The only opposition we have been presented with regarding this ordinance has been those who seek to exclude people from the protections of this ordinance and those, in particular, are members of the LGBT community, and that is greatly troublesome. Can you imagine any constituency advocating that we exclude race, color or ethnicity, sex or the religious protection? Of course not! But I’m grateful for the voices of opposition for two reasons: 1.) it’s important that their voices be heard in this process, but more so, I’m grateful for those voices and the concerns expressed because they uniquely present the best evidence and the most articulate argument for including the LGBT community in this ordinance.

Ellen Cohen

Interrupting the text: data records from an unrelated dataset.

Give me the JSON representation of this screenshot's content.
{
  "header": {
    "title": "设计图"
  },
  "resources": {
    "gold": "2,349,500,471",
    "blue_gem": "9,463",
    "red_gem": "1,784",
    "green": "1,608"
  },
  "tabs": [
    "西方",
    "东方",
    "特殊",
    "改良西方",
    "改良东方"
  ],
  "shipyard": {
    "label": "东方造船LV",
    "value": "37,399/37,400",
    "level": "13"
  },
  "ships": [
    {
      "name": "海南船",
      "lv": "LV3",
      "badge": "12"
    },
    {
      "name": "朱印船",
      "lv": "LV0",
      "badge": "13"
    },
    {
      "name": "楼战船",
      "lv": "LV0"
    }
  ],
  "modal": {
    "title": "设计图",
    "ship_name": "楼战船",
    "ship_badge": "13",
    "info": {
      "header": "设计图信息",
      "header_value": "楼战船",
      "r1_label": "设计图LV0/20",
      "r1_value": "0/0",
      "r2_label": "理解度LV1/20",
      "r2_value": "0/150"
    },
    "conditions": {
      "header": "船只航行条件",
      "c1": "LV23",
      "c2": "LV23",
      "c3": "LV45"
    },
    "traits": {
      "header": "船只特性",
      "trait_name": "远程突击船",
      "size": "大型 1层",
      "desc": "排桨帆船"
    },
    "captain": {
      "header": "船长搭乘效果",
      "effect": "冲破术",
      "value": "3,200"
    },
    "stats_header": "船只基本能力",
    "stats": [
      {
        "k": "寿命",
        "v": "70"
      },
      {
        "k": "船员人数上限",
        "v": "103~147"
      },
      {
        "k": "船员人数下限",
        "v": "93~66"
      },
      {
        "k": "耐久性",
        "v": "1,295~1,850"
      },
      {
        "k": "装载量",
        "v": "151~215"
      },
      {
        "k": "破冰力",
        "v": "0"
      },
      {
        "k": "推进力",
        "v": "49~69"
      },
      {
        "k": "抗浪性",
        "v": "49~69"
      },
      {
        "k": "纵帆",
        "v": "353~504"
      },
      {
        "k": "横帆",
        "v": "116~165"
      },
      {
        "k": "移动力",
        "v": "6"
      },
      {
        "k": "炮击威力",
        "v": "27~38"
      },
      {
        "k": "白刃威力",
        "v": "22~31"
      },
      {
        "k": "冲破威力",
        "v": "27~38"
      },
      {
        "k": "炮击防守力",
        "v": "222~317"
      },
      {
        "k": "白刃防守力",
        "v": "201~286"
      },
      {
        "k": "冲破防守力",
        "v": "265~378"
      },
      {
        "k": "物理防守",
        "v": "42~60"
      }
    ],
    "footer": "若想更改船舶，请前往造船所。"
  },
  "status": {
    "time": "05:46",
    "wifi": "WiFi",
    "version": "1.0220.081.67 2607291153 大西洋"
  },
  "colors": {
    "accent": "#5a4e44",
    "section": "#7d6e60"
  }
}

I would like to use my time to quote from someone I admire greatly. Her name is Jill Ruckelshaus. She might not be familiar to you but she was the Chair of the National Women’s Political Caucus Convention held in 1977.  It was held here in Houston. Jill and I are very good friends; I’ve taken the liberty of changing a couple of words as I complete my remarks: “We are in for a very, very long haul. I’m asking for everything you have to give. We will never give up. You will lose your youth, your sleep, your patience, your sense of humor and occasionally, the understanding and support of people who love you very much. In return I have nothing to offer you but your pride in being a human being and all the dreams you have ever had for your daughters, sons, nieces, nephews and grandchildren, your future and the certain knowledge that at the end of your days, you’ll be able to look back and say that once in your life you gave everything you had for justice.

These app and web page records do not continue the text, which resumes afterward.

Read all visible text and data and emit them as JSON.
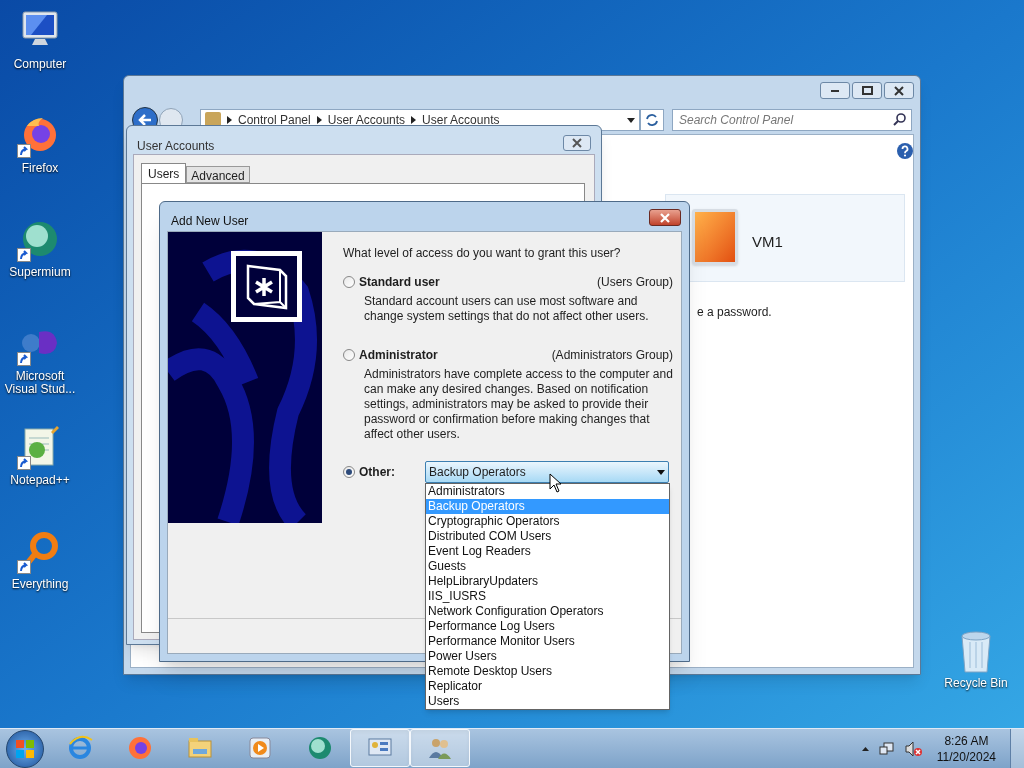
{
  "desktop_icons": [
    {
      "label": "Computer",
      "kind": "computer",
      "shortcut": false
    },
    {
      "label": "Firefox",
      "kind": "firefox",
      "shortcut": true
    },
    {
      "label": "Supermium",
      "kind": "supermium",
      "shortcut": true
    },
    {
      "label": "Microsoft Visual Stud...",
      "kind": "vs",
      "shortcut": true
    },
    {
      "label": "Notepad++",
      "kind": "notepad",
      "shortcut": true
    },
    {
      "label": "Everything",
      "kind": "everything",
      "shortcut": true
    }
  ],
  "recycle_bin": {
    "label": "Recycle Bin"
  },
  "control_panel": {
    "breadcrumb": [
      "Control Panel",
      "User Accounts",
      "User Accounts"
    ],
    "search": {
      "placeholder": "Search Control Panel"
    },
    "account_name": "VM1",
    "partial_text": "e a password."
  },
  "user_accounts": {
    "title": "User Accounts",
    "tabs": [
      {
        "label": "Users",
        "selected": true
      },
      {
        "label": "Advanced",
        "selected": false
      }
    ]
  },
  "add_user": {
    "title": "Add New User",
    "question": "What level of access do you want to grant this user?",
    "options": [
      {
        "kind": "described",
        "label": "Standard user",
        "group": "(Users Group)",
        "description": "Standard account users can use most software and change system settings that do not affect other users.",
        "selected": false
      },
      {
        "kind": "described",
        "label": "Administrator",
        "group": "(Administrators Group)",
        "description": "Administrators have complete access to the computer and can make any desired changes. Based on notification settings, administrators may be asked to provide their password or confirmation before making changes that affect other users.",
        "selected": false
      },
      {
        "kind": "combo",
        "label": "Other:",
        "selected": true
      }
    ],
    "combo": {
      "value": "Backup Operators",
      "expanded": true,
      "items": [
        {
          "label": "Administrators",
          "selected": false
        },
        {
          "label": "Backup Operators",
          "selected": true
        },
        {
          "label": "Cryptographic Operators",
          "selected": false
        },
        {
          "label": "Distributed COM Users",
          "selected": false
        },
        {
          "label": "Event Log Readers",
          "selected": false
        },
        {
          "label": "Guests",
          "selected": false
        },
        {
          "label": "HelpLibraryUpdaters",
          "selected": false
        },
        {
          "label": "IIS_IUSRS",
          "selected": false
        },
        {
          "label": "Network Configuration Operators",
          "selected": false
        },
        {
          "label": "Performance Log Users",
          "selected": false
        },
        {
          "label": "Performance Monitor Users",
          "selected": false
        },
        {
          "label": "Power Users",
          "selected": false
        },
        {
          "label": "Remote Desktop Users",
          "selected": false
        },
        {
          "label": "Replicator",
          "selected": false
        },
        {
          "label": "Users",
          "selected": false
        }
      ]
    }
  },
  "taskbar": {
    "apps": [
      {
        "kind": "ie",
        "active": false
      },
      {
        "kind": "firefox",
        "active": false
      },
      {
        "kind": "explorer",
        "active": false
      },
      {
        "kind": "media",
        "active": false
      },
      {
        "kind": "supermium",
        "active": false
      },
      {
        "kind": "controlpanel",
        "active": true
      },
      {
        "kind": "users",
        "active": true
      }
    ],
    "time": "8:26 AM",
    "date": "11/20/2024"
  }
}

The remaining yes votes were: Annise Parker, Stephen Costello, and David Robinson.

HT: Mark E.

UPDATE: Leaked documents show bigot minister and anti-equality leader fired for sexual harassment

It turns out Kendall Baker, a leader in Houston’s anti-equality movement, was fired last year for sexually harassing women. Barker made a point of claiming that equality would mean that trans people would sexually harass women and children in the restroom. When speaking against equality, Baker asked, “I say to you, what if I came into the bathroom while you were sitting on the toilet? Wouldn’t you feel uncomfortable?”

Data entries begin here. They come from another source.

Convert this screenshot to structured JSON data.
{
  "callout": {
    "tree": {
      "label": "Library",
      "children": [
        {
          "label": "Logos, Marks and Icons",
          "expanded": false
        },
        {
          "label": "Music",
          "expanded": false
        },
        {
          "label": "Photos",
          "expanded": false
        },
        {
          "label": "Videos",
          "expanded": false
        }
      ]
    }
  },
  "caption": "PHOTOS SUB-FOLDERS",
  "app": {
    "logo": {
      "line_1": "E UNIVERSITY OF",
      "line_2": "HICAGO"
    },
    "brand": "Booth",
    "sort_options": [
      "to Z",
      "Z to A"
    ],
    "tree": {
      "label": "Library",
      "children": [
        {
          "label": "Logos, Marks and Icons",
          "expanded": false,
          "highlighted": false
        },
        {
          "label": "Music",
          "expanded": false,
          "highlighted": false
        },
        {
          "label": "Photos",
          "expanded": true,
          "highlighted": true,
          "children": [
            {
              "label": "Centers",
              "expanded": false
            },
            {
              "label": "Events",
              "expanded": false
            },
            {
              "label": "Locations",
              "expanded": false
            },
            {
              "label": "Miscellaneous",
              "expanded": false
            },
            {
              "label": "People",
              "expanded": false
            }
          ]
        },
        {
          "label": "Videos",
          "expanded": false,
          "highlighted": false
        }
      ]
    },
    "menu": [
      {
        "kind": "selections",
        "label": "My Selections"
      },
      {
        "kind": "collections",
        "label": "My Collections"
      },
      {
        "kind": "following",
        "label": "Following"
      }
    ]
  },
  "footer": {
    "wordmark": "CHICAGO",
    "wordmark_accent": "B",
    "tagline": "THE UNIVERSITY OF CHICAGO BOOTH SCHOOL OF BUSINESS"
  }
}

Kendall Baker – City of Houston Interoffice Memos

As it turns out, the leader of the entire anti-equality movement, Dave Welch and his organization (Houston Area Pastors Council, AKA Texas Pastors Council, AKA US Pastors Council) raised funds to help Baker escape the consequences of harassing women.

Dave Welch has been ducking another public debate with me since 2010.

HT: Adela U.




Tip this TransAdvocate!

Writers for the TransAdvocate work hard to bring you news and commentary. If you found this article meaningful, let the author know that you appreciate the work they do with a tip!


Cristan Williams is a trans historian and pioneer in addressing the practical needs of underserved communities. She started the first trans homeless shelter in Texas and co-founded the first federally funded housing-first homeless program, pioneered affordable health care for trans people in the Houston area, won the right for trans people to change their gender on Texas ID prior to surgery, started numerous trans social service programs and founded the Transgender Center as well as the Transgender Archives. She has published short stories, academic chapters and papers, and numerous articles for both print and digital magazines. She received numerous awards for her advocacy and has presented at universities throughout the nation, served on several governmental committees and CBO boards, is the Editor of the TransAdvocate, and is a founding board member of the Transgender Foundation of America and the Bee Busy Wellness Center.